Because of these developments, non-profits can ignore the demands for professional project management to their detriment. As they compete with a growing number of non-profits, over a shrinking pool of resources, the necessity to train employees on effective project management is more important than ever. By internalizing this mindset, non-profits won’t just survive, they will thrive.

Project Management’s Competitive Edge by Karli Kloss, PACE Cohort 8

In a city like Washington DC, where many recent graduates are academically overqualified but professionally
underprepared, the barriers to employment can be extremely challenging. Young professionals are eager to learn but are often caught in the paradoxical loop of not having enough work experience for an entry-level position.

In a recent article for the Project Management Institute, Novid Parsi discusses alternative ways recent graduates and young professionals can stand out when they enter the job market. Among them is one particular skill that they can develop outside of an actual job or internship: project management. Experience with project management is very appealing to prospective employers, and it can be gained in a variety of ways. College students or young professionals can manage projects through societies they belong to, or volunteer organizations. A student who has ever organized a volunteer effort on behalf of his fraternity, or a recent graduate who plans events for her local alumni chapter—they have project management experience.

For those who want to go the extra mile and truly demonstrate passion and experience with project management, a single certification can go a long way. Most young professionals won’t qualify for a Project Management Professional (PMP) certification this early in their careers, but there are other options that can turn acceptable experience into outstanding.

At M Powered Strategies, the Professional Apprenticeship for Consulting Excellence (PACE) Program, combines many of these elements into a rigorous 25-week program. PACErs work full-time on client delivery, but take on many more responsibilities while they are here. They are assigned corporate projects, or frequently design and execute new corporate initiatives within the company.
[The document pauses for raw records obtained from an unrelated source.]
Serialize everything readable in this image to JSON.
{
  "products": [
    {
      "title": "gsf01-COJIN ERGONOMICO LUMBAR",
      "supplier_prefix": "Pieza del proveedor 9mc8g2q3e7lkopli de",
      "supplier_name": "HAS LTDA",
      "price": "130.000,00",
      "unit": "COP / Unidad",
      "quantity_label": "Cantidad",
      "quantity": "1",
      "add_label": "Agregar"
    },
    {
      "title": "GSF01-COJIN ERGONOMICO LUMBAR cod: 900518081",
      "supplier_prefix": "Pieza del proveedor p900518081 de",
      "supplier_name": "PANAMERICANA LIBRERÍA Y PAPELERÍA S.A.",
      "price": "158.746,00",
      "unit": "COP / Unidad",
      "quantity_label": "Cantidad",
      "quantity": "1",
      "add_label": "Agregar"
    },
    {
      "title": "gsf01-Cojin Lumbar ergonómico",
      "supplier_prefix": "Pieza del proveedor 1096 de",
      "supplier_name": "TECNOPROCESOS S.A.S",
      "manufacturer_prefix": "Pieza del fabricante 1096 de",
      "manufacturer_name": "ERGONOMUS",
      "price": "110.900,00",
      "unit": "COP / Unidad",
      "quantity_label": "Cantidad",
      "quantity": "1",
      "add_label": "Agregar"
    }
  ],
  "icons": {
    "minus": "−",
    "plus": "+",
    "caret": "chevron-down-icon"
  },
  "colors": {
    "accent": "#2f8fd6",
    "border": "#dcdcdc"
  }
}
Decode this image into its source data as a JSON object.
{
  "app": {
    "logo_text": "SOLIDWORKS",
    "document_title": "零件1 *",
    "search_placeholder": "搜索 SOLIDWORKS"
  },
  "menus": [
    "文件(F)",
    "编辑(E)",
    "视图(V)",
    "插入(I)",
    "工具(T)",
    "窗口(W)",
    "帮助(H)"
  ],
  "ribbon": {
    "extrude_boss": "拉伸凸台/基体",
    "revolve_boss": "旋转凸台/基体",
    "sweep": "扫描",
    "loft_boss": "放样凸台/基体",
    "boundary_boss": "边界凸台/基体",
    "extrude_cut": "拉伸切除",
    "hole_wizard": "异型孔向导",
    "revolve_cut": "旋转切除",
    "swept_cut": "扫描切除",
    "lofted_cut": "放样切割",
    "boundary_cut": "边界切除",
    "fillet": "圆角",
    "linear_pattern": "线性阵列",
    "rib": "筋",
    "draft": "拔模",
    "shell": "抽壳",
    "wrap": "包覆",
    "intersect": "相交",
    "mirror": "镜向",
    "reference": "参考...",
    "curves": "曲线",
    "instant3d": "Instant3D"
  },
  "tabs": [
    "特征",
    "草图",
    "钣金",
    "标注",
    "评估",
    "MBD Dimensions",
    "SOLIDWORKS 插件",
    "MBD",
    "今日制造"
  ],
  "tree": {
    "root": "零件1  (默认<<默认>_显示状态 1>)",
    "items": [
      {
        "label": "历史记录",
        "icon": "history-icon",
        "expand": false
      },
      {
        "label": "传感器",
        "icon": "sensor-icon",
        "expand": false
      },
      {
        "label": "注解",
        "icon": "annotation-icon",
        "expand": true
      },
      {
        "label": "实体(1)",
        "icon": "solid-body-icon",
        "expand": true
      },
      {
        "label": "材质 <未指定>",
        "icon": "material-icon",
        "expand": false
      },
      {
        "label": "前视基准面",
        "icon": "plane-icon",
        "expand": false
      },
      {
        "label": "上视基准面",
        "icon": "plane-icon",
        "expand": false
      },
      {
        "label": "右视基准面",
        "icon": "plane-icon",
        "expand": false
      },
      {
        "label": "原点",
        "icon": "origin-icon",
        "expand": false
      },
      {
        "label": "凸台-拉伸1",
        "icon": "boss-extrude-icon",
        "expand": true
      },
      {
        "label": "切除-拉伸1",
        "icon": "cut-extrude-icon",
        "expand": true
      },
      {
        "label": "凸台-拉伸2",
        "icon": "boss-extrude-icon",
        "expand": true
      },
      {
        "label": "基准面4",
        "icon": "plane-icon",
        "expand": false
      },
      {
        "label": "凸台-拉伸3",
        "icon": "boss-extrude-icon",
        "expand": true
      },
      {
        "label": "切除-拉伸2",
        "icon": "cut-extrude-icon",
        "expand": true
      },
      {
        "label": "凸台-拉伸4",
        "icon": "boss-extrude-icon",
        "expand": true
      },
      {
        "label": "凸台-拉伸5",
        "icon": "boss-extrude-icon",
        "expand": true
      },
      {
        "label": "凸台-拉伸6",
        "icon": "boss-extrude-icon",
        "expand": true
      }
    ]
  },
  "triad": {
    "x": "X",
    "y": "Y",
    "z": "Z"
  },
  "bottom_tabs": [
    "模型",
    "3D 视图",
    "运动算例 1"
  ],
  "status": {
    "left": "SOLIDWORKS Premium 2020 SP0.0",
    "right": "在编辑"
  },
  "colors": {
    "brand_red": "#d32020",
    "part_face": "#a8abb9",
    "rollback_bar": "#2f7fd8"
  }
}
They attend weekly trainings, conduct an independent business case, and receive an ANSI-accredited certification.

Whether PACErs continue at MPS as full-time staff, or follow a different path after their 25 weeks, they have been trained from many directions on how to be effective project managers. These skills will serve them well as young professionals, but more than that, these skills will set them up for success as they move towards management positions and continue to grow in their careers.